An HO-5 policy, also known as a comprehensive form policy, is a superior type of homeowners insurance, offering more protection for both your home and personal property than any residential policy on the market.
What sets an HO-5 policy apart from standard homeowners insurance is the level of protection for personal belongings like furniture, clothes, and appliances. In an HO-5 policy, your personal property is covered on an “all-risks” basis. Also known as open perils, this means you’re covered against everything except the perils exempt from the policy, such as earthquakes, flooding, and intentional acts. When you file an HO-5 claim involving your belongings, you don’t need to prove if the loss is covered or not — the burden of proof is on your insurance company.
What is HO-5 insurance?
An HO-5 policy is the most comprehensive form of homeowners insurance on the residential market, providing open perils coverage and replacement cost claim settlements for your home and personal property.
The biggest difference between the HO-5 and the other policy forms is the scope and quality of personal property coverage.
Here’s a look at the different coverages in an HO-5 policy:

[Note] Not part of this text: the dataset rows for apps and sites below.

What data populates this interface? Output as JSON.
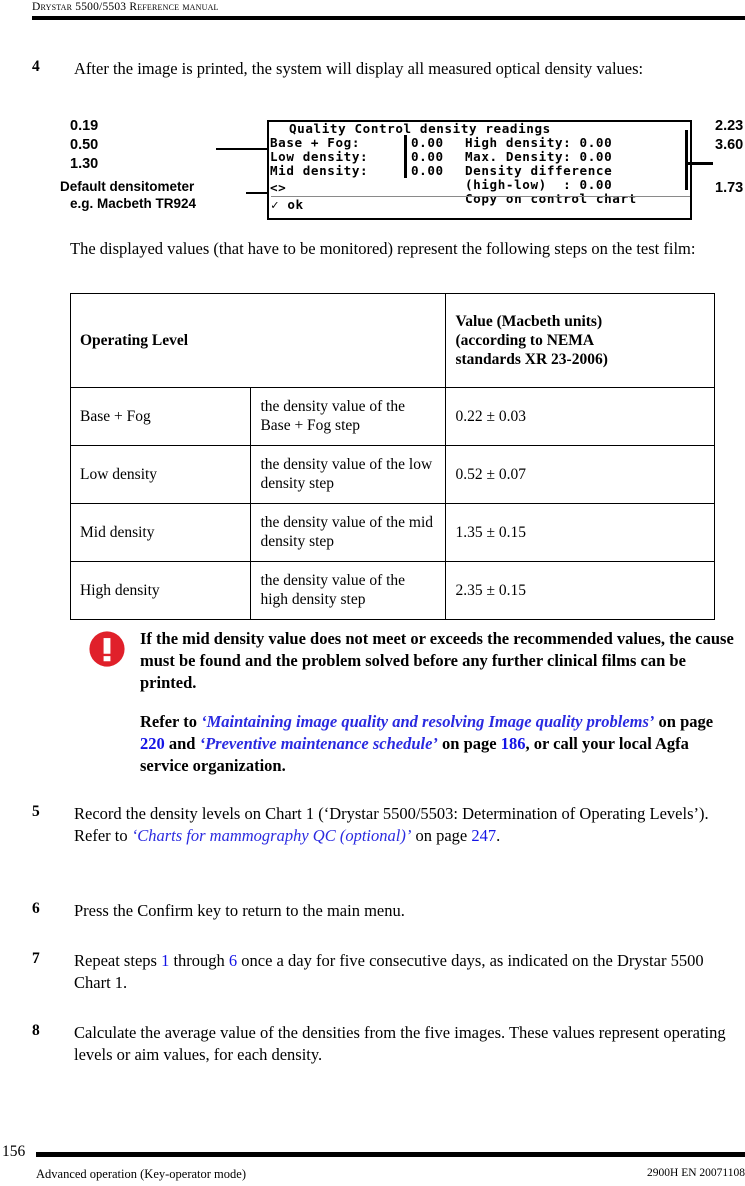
{
  "header": {
    "title": "Drystar 5500/5503 Reference manual"
  },
  "steps": {
    "s4": {
      "num": "4",
      "text": "After the image is printed, the system will display all measured optical density values:"
    },
    "intro_paragraph": "The displayed values (that have to be monitored) represent the following steps on the test film:",
    "s5": {
      "num": "5",
      "part1": "Record the density levels on Chart 1 (‘Drystar 5500/5503: Determination of Operating Levels’). Refer to ",
      "link": "‘Charts for mammography QC (optional)’",
      "part2": " on page ",
      "page": "247",
      "part3": "."
    },
    "s6": {
      "num": "6",
      "text": "Press the Confirm key to return to the main menu."
    },
    "s7": {
      "num": "7",
      "part1": "Repeat steps ",
      "ref1": "1",
      "part2": " through ",
      "ref2": "6",
      "part3": " once a day for five consecutive days, as indicated on the Drystar 5500 Chart 1."
    },
    "s8": {
      "num": "8",
      "text": "Calculate the average value of the densities from the five images. These values represent operating levels or aim values, for each density."
    }
  },
  "lcd": {
    "title": "Quality Control density readings",
    "row1_left": "Base + Fog:",
    "row1_left_val": "0.00",
    "row2_left": "Low density:",
    "row2_left_val": "0.00",
    "row3_left": "Mid density:",
    "row3_left_val": "0.00",
    "row1_right": "High density: 0.00",
    "row2_right": "Max. Density: 0.00",
    "row3_right": "Density difference",
    "row4_right": "(high-low)  : 0.00",
    "row5_right": "Copy on control chart",
    "nav": "<>",
    "ok": "✓ ok"
  },
  "callouts": {
    "left_values": [
      "0.19",
      "0.50",
      "1.30"
    ],
    "left_note_line1": "Default densitometer",
    "left_note_line2": "e.g. Macbeth TR924",
    "right_values": [
      "2.23",
      "3.60",
      "1.73"
    ]
  },
  "table": {
    "headers": {
      "operating_level": "Operating Level",
      "value": "Value (Macbeth units) (according to NEMA standards XR 23-2006)",
      "value_l1": "Value (Macbeth units)",
      "value_l2": "(according to NEMA",
      "value_l3": "standards XR 23-2006)"
    },
    "rows": [
      {
        "level": "Base + Fog",
        "description": "the density value of the Base + Fog step",
        "value": "0.22 ± 0.03"
      },
      {
        "level": "Low density",
        "description": "the density value of the low density step",
        "value": "0.52 ± 0.07"
      },
      {
        "level": "Mid density",
        "description": "the density value of the mid density step",
        "value": "1.35 ± 0.15"
      },
      {
        "level": "High density",
        "description": "the density value of the high density step",
        "value": "2.35 ± 0.15"
      }
    ]
  },
  "note": {
    "icon": "warning-exclamation-icon",
    "icon_color": "#e0202a",
    "paragraph1": "If the mid density value does not meet or exceeds the recommended values, the cause must be found and the problem solved before any further clinical films can be printed.",
    "p2_part1": "Refer to ",
    "p2_link1": "‘Maintaining image quality and resolving Image quality problems’",
    "p2_part2": " on page ",
    "p2_page1": "220",
    "p2_part3": " and ",
    "p2_link2": "‘Preventive maintenance schedule’",
    "p2_part4": " on page ",
    "p2_page2": "186",
    "p2_part5": ", or call your local Agfa service organization."
  },
  "footer": {
    "page_number": "156",
    "left": "Advanced operation (Key-operator mode)",
    "right": "2900H EN 20071108"
  }
}
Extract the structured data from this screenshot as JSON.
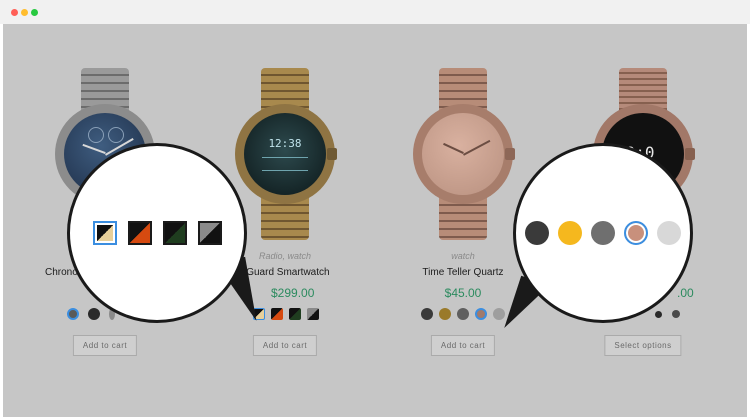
{
  "window": {
    "dots": [
      {
        "name": "close",
        "color": "#ff5f57"
      },
      {
        "name": "minimize",
        "color": "#ffbd2e"
      },
      {
        "name": "maximize",
        "color": "#28c940"
      }
    ]
  },
  "products": [
    {
      "name": "Chrono",
      "add_label": "Add to cart",
      "swatches": [
        {
          "name": "steel-dial-swatch",
          "selected": true
        },
        {
          "name": "black-dial-swatch",
          "selected": false
        },
        {
          "name": "small-dial-swatch",
          "selected": false
        }
      ]
    },
    {
      "category": "Radio, watch",
      "name": "ll Guard Smartwatch",
      "price": "$299.00",
      "add_label": "Add to cart",
      "swatches": [
        {
          "name": "gold-swatch",
          "colors": [
            "#e8d09a",
            "#111111"
          ],
          "selected": true
        },
        {
          "name": "orange-swatch",
          "colors": [
            "#d64a10",
            "#111111"
          ],
          "selected": false
        },
        {
          "name": "green-swatch",
          "colors": [
            "#1f3d1f",
            "#111111"
          ],
          "selected": false
        },
        {
          "name": "grey-swatch",
          "colors": [
            "#8a8a8a",
            "#111111"
          ],
          "selected": false
        }
      ]
    },
    {
      "category": "watch",
      "name": "Time Teller Quartz",
      "price": "$45.00",
      "add_label": "Add to cart",
      "swatches": [
        {
          "name": "black-swatch",
          "color": "#3a3a3a",
          "selected": false
        },
        {
          "name": "yellow-swatch",
          "color": "#f5b81e",
          "selected": false
        },
        {
          "name": "grey-swatch",
          "color": "#6f6f6f",
          "selected": false
        },
        {
          "name": "rose-swatch",
          "color": "#c8907c",
          "selected": true
        },
        {
          "name": "silver-swatch",
          "color": "#d8d8d8",
          "selected": false
        }
      ]
    },
    {
      "price": ".00",
      "add_label": "Select options",
      "swatches": [
        {
          "name": "dark-swatch",
          "selected": false
        },
        {
          "name": "steel-swatch",
          "selected": false
        }
      ]
    }
  ],
  "colors": {
    "overlay": "#c6c6c6",
    "price": "#2c8b5f",
    "selected_ring": "#3b8ee0"
  }
}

What does this coverage do?
Section I - Property Coverages
Covers the structure of your home and built-in appliances
Covers detached structures on your property
Covers your personal belongings both inside and outside the home
Pays for additional living expenses while your home is being repaired
Explains all the additional coverages in a standard policy—like debris removal, loss assessment and ordinance or law—and the insured limits of each
Section II - Liability Coverages
Pays for legal and medical bills if you're held liable for injury or personal property damage to someone else
If a guest is injured in your home, it pays for their medical bills, regardless of who is at fault
HO-3 vs. HO-5: What’s the difference?
An HO-3 policy is the most common form of homeowners insurance. Here is how an HO-5 policy differs from it.
Personal property coverage
Dwelling claim reimbursements
Personal property claim reimbursements
Actual cash value
At the end of the day, you can’t go wrong with an HO-3 or HO-5 — both are light-years ahead of the basic form policies (dwelling fire, HO-1, and HO-2) in terms of coverage quality and availability. But if it’s between the two and you happen to own a lot of stuff, an HO-5 policy is your best bet for providing maximum protection for your personal belongings.
What does an HO-5 policy cover?
An HO-5 covers the structure of your home, any other structures on the property, and your personal belongings against everything except the specific perils listed in the policy.
Here are some common perils covered by an HO-5 policy:
Fire or lightning
Windstorm or hail
Riot or civil commotion
Weight of ice, snow, or sleet
Accidental discharge or overflow of water or stream
Sudden and accidental tearing apart, cracking, burning, or bulging of a built-in appliance like a water heater or centralized air conditioner or heating system
Sudden and accidental damage from an artificially generated electrical current
What does an HO-5 policy not cover?
Although an HO-5 policy offers more protection than standard homeowners insurance, there are still a number of exclusions to be aware of. Here’s a look at what your HO-5 policy will not cover:
Ordinance or law
Water damage from flooding, sewer backups, or water that seeps up from the ground
Theft to a dwelling under construction
Vandalism or malicious mischief (if vacant more than 60 days)
Mold, fungus, or wet rot (except if it resulted from an accidental discharge or overflow of water)
Wear and tear
Smog, rust or other corrosion
Smoke from agricultural smudging and industrial operations
Discharge, dispersal, seepage of pollutants
Settling, shrinking, bulging, or expanding of parts of the structure like your foundation or walls
Birds, vermin, rodents, insects
Damage caused by animals owned by insured
How much does an HO-5 homeowners insurance policy cost?
The average annual premium for an HO-5 policy in the U.S. in 2019 was $1,186 per year or $99 a month, according to the NAIC.  And estates with an insurable value of $500,000 or more paid an average of $2,824 per year or $235 per month for an HO-5 policy.